▸ Assigned task
Within the material below, how many lines carry the word "Metrics"? Answer with a single number.

# # # #

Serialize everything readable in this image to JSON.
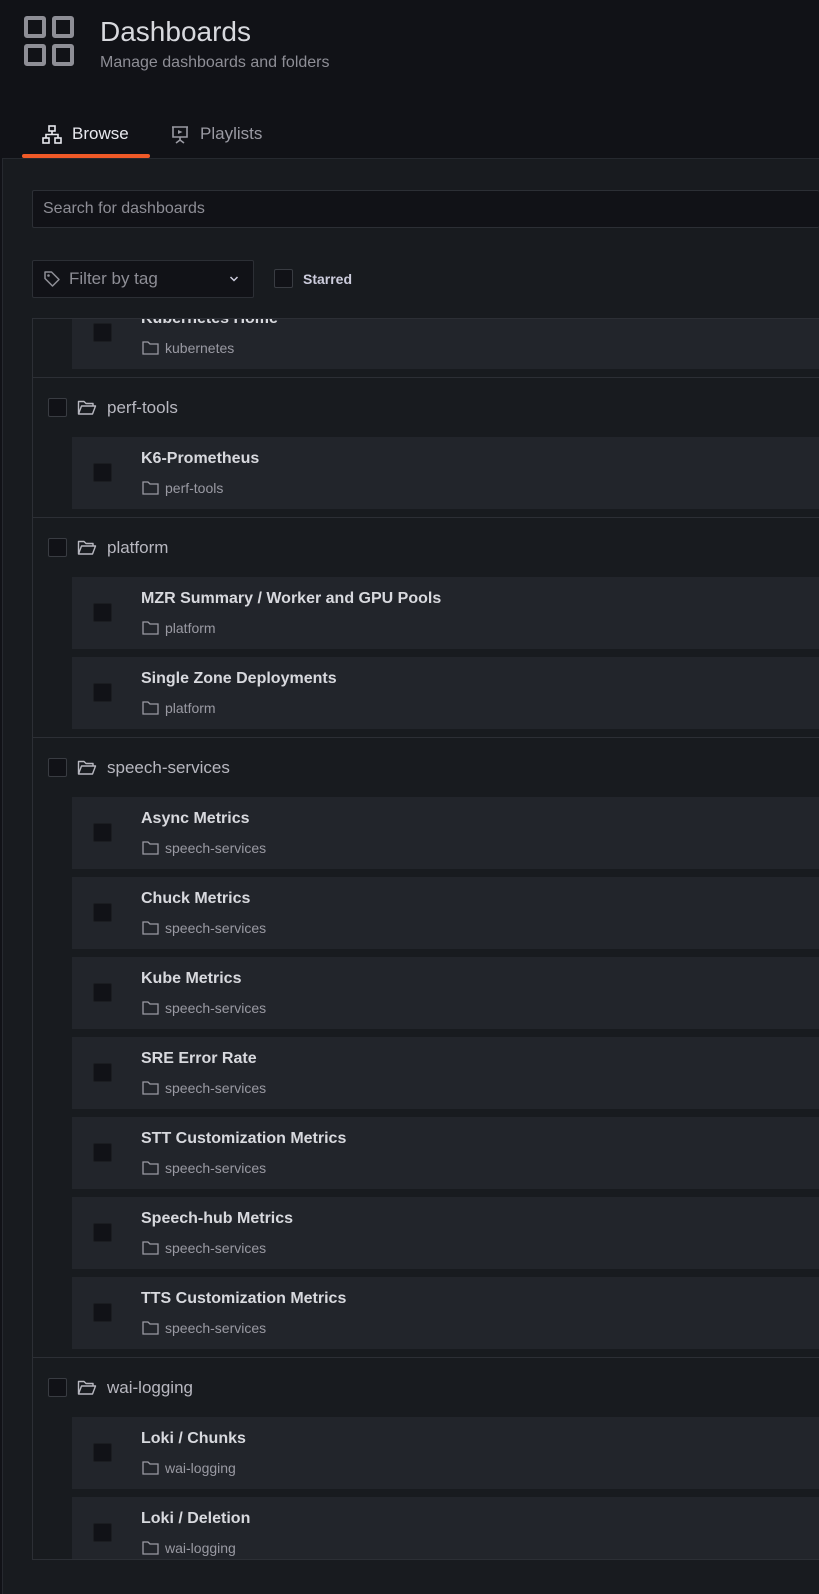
{
  "header": {
    "title": "Dashboards",
    "subtitle": "Manage dashboards and folders"
  },
  "tabs": [
    {
      "label": "Browse",
      "active": true,
      "icon": "sitemap-icon"
    },
    {
      "label": "Playlists",
      "active": false,
      "icon": "presentation-icon"
    }
  ],
  "search": {
    "placeholder": "Search for dashboards",
    "value": ""
  },
  "filters": {
    "tag_placeholder": "Filter by tag",
    "starred_label": "Starred",
    "starred_checked": false
  },
  "colors": {
    "accent": "#f05a28",
    "background": "#111217",
    "panel": "#181b1f",
    "row": "#22252b"
  },
  "list": {
    "partial_item": {
      "title": "Kubernetes Home",
      "folder": "kubernetes"
    },
    "folders": [
      {
        "name": "perf-tools",
        "items": [
          {
            "title": "K6-Prometheus",
            "folder": "perf-tools"
          }
        ]
      },
      {
        "name": "platform",
        "items": [
          {
            "title": "MZR Summary / Worker and GPU Pools",
            "folder": "platform"
          },
          {
            "title": "Single Zone Deployments",
            "folder": "platform"
          }
        ]
      },
      {
        "name": "speech-services",
        "items": [
          {
            "title": "Async Metrics",
            "folder": "speech-services"
          },
          {
            "title": "Chuck Metrics",
            "folder": "speech-services"
          },
          {
            "title": "Kube Metrics",
            "folder": "speech-services"
          },
          {
            "title": "SRE Error Rate",
            "folder": "speech-services"
          },
          {
            "title": "STT Customization Metrics",
            "folder": "speech-services"
          },
          {
            "title": "Speech-hub Metrics",
            "folder": "speech-services"
          },
          {
            "title": "TTS Customization Metrics",
            "folder": "speech-services"
          }
        ]
      },
      {
        "name": "wai-logging",
        "items": [
          {
            "title": "Loki / Chunks",
            "folder": "wai-logging"
          },
          {
            "title": "Loki / Deletion",
            "folder": "wai-logging"
          }
        ]
      }
    ]
  }
}
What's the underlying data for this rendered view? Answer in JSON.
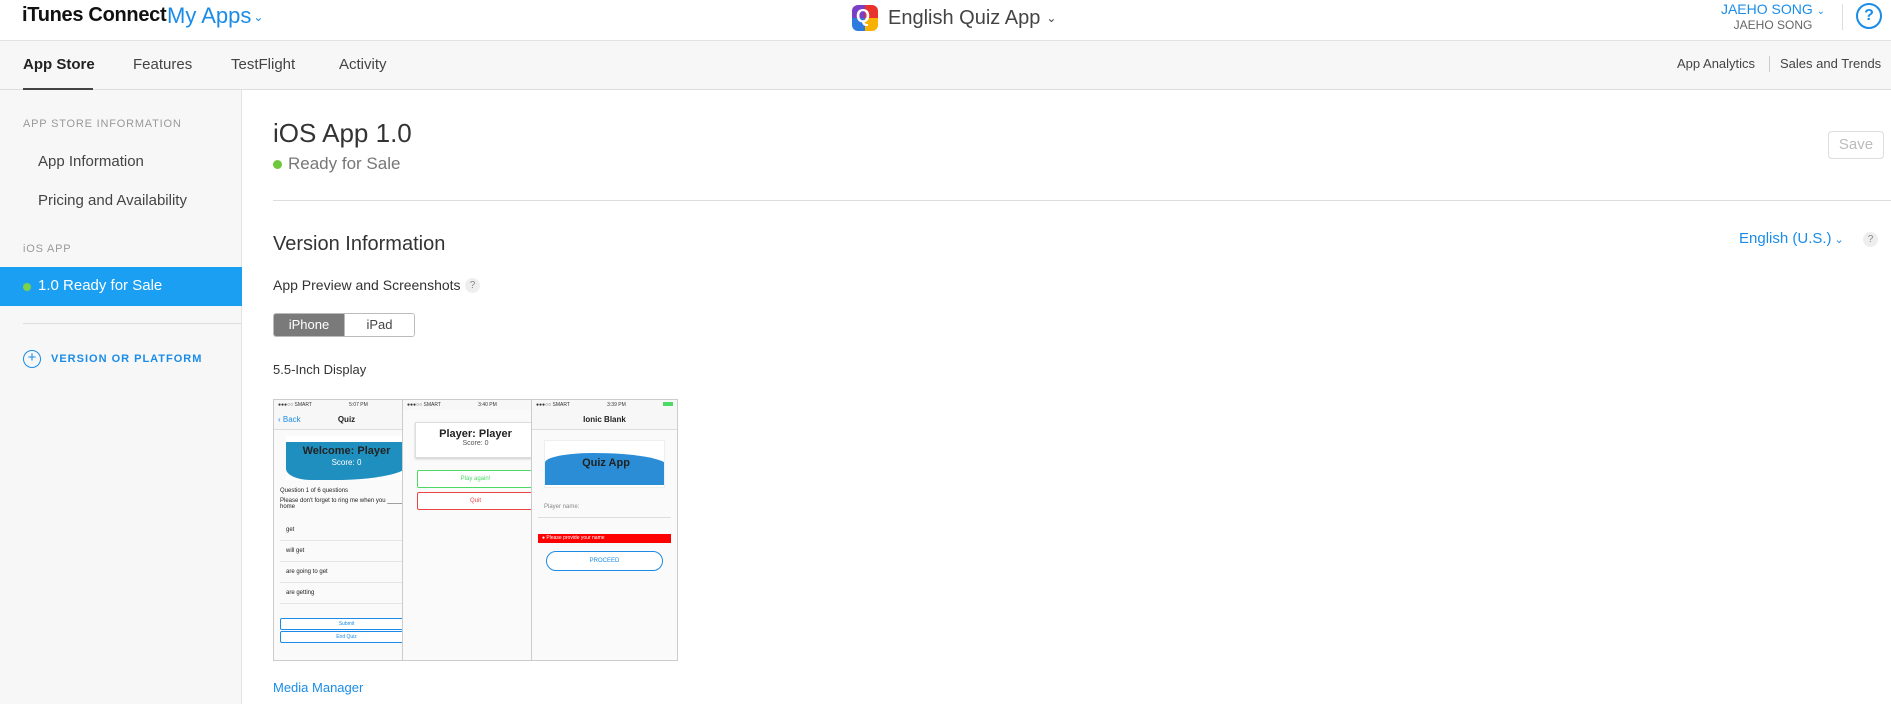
{
  "header": {
    "brand": "iTunes Connect",
    "my_apps": "My Apps",
    "app_name": "English Quiz App",
    "user_name": "JAEHO SONG",
    "user_sub": "JAEHO SONG",
    "help": "?"
  },
  "tabs": [
    {
      "label": "App Store",
      "active": true
    },
    {
      "label": "Features",
      "active": false
    },
    {
      "label": "TestFlight",
      "active": false
    },
    {
      "label": "Activity",
      "active": false
    }
  ],
  "right_links": [
    "App Analytics",
    "Sales and Trends"
  ],
  "sidebar": {
    "section1": "APP STORE INFORMATION",
    "items": [
      "App Information",
      "Pricing and Availability"
    ],
    "section2": "iOS APP",
    "active_item": "1.0 Ready for Sale",
    "add_version": "VERSION OR PLATFORM"
  },
  "main": {
    "title": "iOS App 1.0",
    "status": "Ready for Sale",
    "save": "Save",
    "section_title": "Version Information",
    "language": "English (U.S.)",
    "preview_title": "App Preview and Screenshots",
    "device_tabs": [
      "iPhone",
      "iPad"
    ],
    "display_title": "5.5-Inch Display",
    "media_manager": "Media Manager"
  },
  "screenshots": {
    "s1": {
      "carrier": "●●●○○ SMART",
      "time": "5:07 PM",
      "back": "Back",
      "nav_title": "Quiz",
      "welcome": "Welcome: Player",
      "score": "Score: 0",
      "question_num": "Question 1 of 6 questions",
      "question": "Please don't forget to ring me when you _____ home",
      "answers": [
        "get",
        "will get",
        "are going to get",
        "are getting"
      ],
      "submit": "Submit",
      "end": "End Quiz"
    },
    "s2": {
      "carrier": "●●●○○ SMART",
      "time": "3:40 PM",
      "player": "Player: Player",
      "score": "Score: 0",
      "play_again": "Play again!",
      "quit": "Quit"
    },
    "s3": {
      "carrier": "●●●○○ SMART",
      "time": "3:39 PM",
      "nav_title": "Ionic Blank",
      "logo": "Quiz App",
      "player_name": "Player name:",
      "error": "Please provide your name",
      "proceed": "PROCEED"
    }
  },
  "colors": {
    "accent": "#1a8ce8",
    "active_sidebar": "#1a9ff2",
    "status_green": "#6dc83a"
  }
}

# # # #

▸ Written answer
6